In the midst of asking the hard social questions, it would be a real shame if we lost sight of wonder.
A reflection based on Psalm 8.
I was 9 years old when Neil Armstrong walked on the moon. It kicked off a fascination in space travel that stayed with me throughout my teens. I devoured science fiction books; I joined the Royal Astronomical Society and peered at distant planets through backyard telescopes; I took pictures of subsequent moon landings off the television with my first camera. I was enraptured by it all.
It wasn’t until years later that I began to wonder at the motives behind the space race, or whether the monies that Americans devoted to this odyssey might have been spent in better ways. As an adolescent, it was adventure and wonder and beauty that grabbed me.
In retrospect, I have a lot more sympathy with the people who look at the extent of poverty in the USA and wonder whether life would have been different for millions if the monies invested in space exploration had been invested in schools or health care instead. I wonder now why it was so important to go to the stars when people were losing their homes for lack of resources to pay doctors. Was beating the Russians to the moon worth the cost?
How we set our social priorities, and who benefits, are really important questions, and even though 9-year-olds seldom ask them, the rest of us ought to.
But in the midst of asking the hard social questions, it would be a real shame if we lost sight of wonder.
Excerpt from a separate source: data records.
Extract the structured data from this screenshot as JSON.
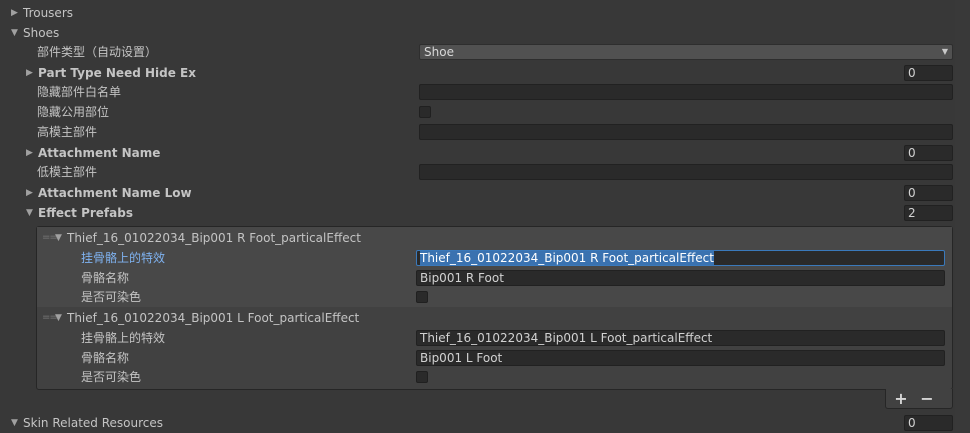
{
  "trousers": {
    "label": "Trousers"
  },
  "shoes": {
    "label": "Shoes",
    "part_type": {
      "label": "部件类型（自动设置）",
      "value": "Shoe"
    },
    "part_type_need_hide_ex": {
      "label": "Part Type Need Hide Ex",
      "count": "0"
    },
    "hide_part_whitelist": {
      "label": "隐藏部件白名单",
      "value": ""
    },
    "hide_common_part": {
      "label": "隐藏公用部位"
    },
    "high_main_part": {
      "label": "高模主部件",
      "value": ""
    },
    "attachment_name": {
      "label": "Attachment Name",
      "count": "0"
    },
    "low_main_part": {
      "label": "低模主部件",
      "value": ""
    },
    "attachment_name_low": {
      "label": "Attachment Name Low",
      "count": "0"
    },
    "effect_prefabs": {
      "label": "Effect Prefabs",
      "count": "2",
      "items": [
        {
          "title": "Thief_16_01022034_Bip001 R Foot_particalEffect",
          "effect_label": "挂骨骼上的特效",
          "effect_value": "Thief_16_01022034_Bip001 R Foot_particalEffect",
          "bone_label": "骨骼名称",
          "bone_value": "Bip001 R Foot",
          "dyeable_label": "是否可染色"
        },
        {
          "title": "Thief_16_01022034_Bip001 L Foot_particalEffect",
          "effect_label": "挂骨骼上的特效",
          "effect_value": "Thief_16_01022034_Bip001 L Foot_particalEffect",
          "bone_label": "骨骼名称",
          "bone_value": "Bip001 L Foot",
          "dyeable_label": "是否可染色"
        }
      ],
      "add_label": "+",
      "remove_label": "−"
    }
  },
  "skin_related_resources": {
    "label": "Skin Related Resources",
    "count": "0"
  },
  "icons": {
    "collapsed": "triangle-right",
    "expanded": "triangle-down",
    "dropdown": "triangle-down"
  },
  "colors": {
    "background": "#383838",
    "field": "#2a2a2a",
    "selection": "#3a72b0",
    "focus_label": "#7fb2f0"
  }
}
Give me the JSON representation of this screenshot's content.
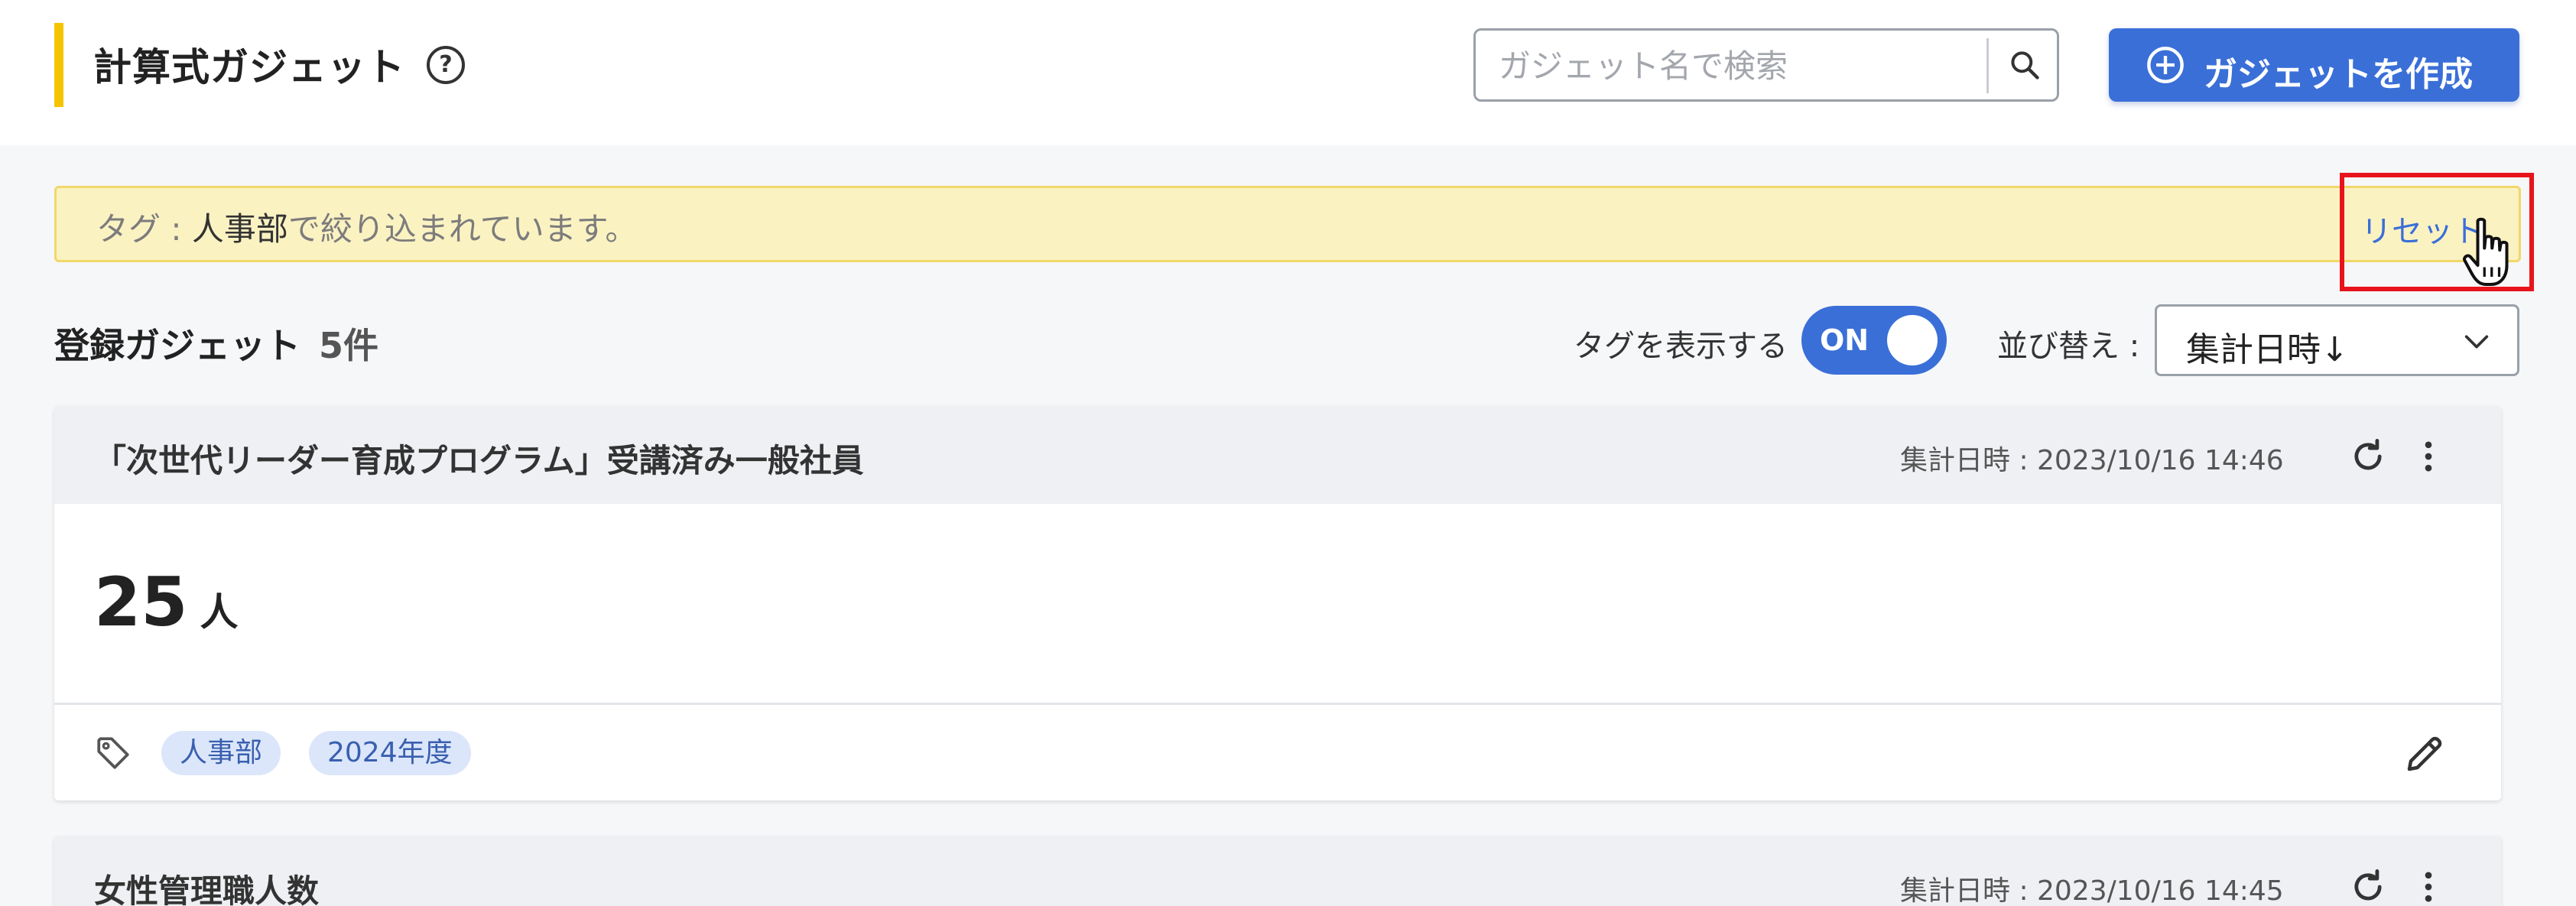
{
  "header": {
    "title": "計算式ガジェット",
    "help_icon": "help-circle-icon",
    "search_placeholder": "ガジェット名で検索",
    "search_value": "",
    "create_label": "ガジェットを作成"
  },
  "filter_banner": {
    "prefix": "タグ : ",
    "tag": "人事部",
    "suffix": "で絞り込まれています。",
    "reset_label": "リセット"
  },
  "toolbar": {
    "registered_label": "登録ガジェット",
    "registered_count": "5件",
    "show_tags_label": "タグを表示する",
    "show_tags_state": "ON",
    "sort_label": "並び替え :",
    "sort_value": "集計日時↓"
  },
  "colors": {
    "accent_yellow": "#f5c400",
    "primary_blue": "#3a6fd8",
    "banner_bg": "#fbf2c2",
    "highlight_red": "#e8141b"
  },
  "gadgets": [
    {
      "title": "「次世代リーダー育成プログラム」受講済み一般社員",
      "date": "集計日時 : 2023/10/16 14:46",
      "value": "25",
      "unit": "人",
      "tags": [
        "人事部",
        "2024年度"
      ]
    },
    {
      "title": "女性管理職人数",
      "date": "集計日時 : 2023/10/16 14:45"
    }
  ]
}
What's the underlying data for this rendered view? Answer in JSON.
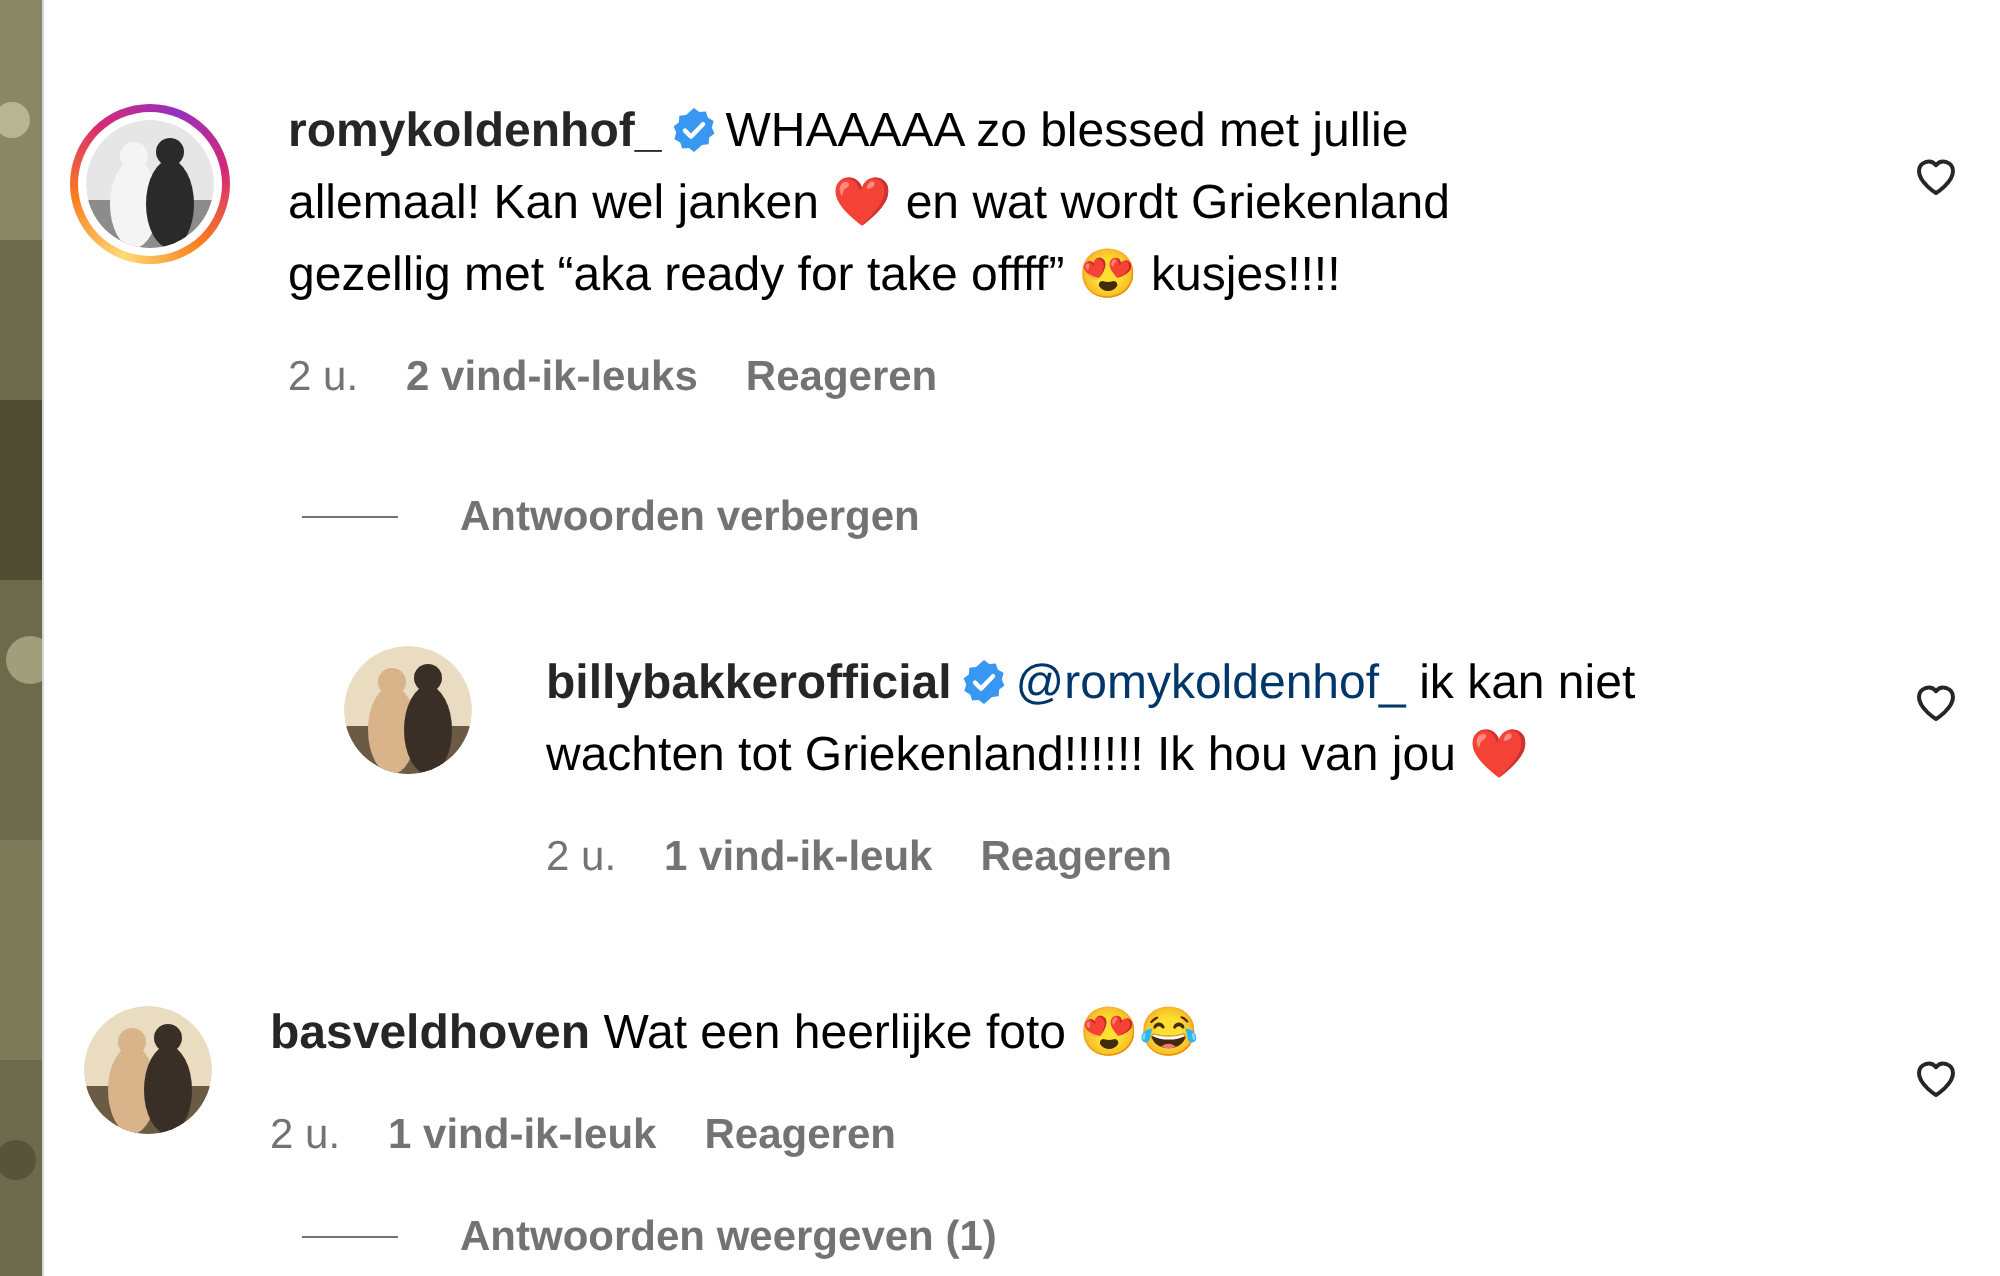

The universe is wondrous. The immensity of the distances, the beauty of the stars, the astonishing and unending variety of colours and worlds and possibilities, legitimately draw our spirits heavenwards and invite us to contemplate our place in creation.
Thousands of years ago, the psalmist gazed at the stars and asked “what are human beings, that you are mindful of them?” and then added with no little trace of wonder, “yet you have made us a little less than Gods.” Astonishing!
The Apollo 8 astronauts, circling the moon on Christmas Eve 1968 read the Genesis Creation story back to Earth, as a way to articulate their awe at what they were seeing. Their iconic picture of the Earth rising above the surface of the moon continues to remind all of humanity how fragile our planet is, and how insignificant human divisions seem when you realize what we all share. Some have called that photo the beginning of the environmental movement.
Rabbi Abraham Heschel said “To pray is to take notice of the wonder, to regain a sense of the mystery that animates all beings, the divine margin in all attainments. Prayer is our humble answer to the inconceivable surprise of living. It is all we can offer in return for the mystery by which we live.” (cited here)
When we live in the midst of that kind of wonder, we can’t help but ask all the questions of meaning as well. What is life for? How does our striving connect to the greatness of what God has made? How are our neighbours faring on this awesome journey through the universe? Raising our eyes to the wonder of the heavens should connect us to all of creation, and call compassion, generosity, and justice from our hearts. The hard social questions are even more urgent when we ask them in light of the awe and beauty which are gifted to each human being on Earth. Who are we to hoard what was given freely for all?
We stand in awe of all the God has made, and ponder how to respond to the inconceivable surprise of living.
— The Rev. Stephen Fetter is the minister at Forest Hill United Church, an intercultural congregation in Toronto. He’s also the coordinator of United-in-Learning, the General Council’s online continuing education program.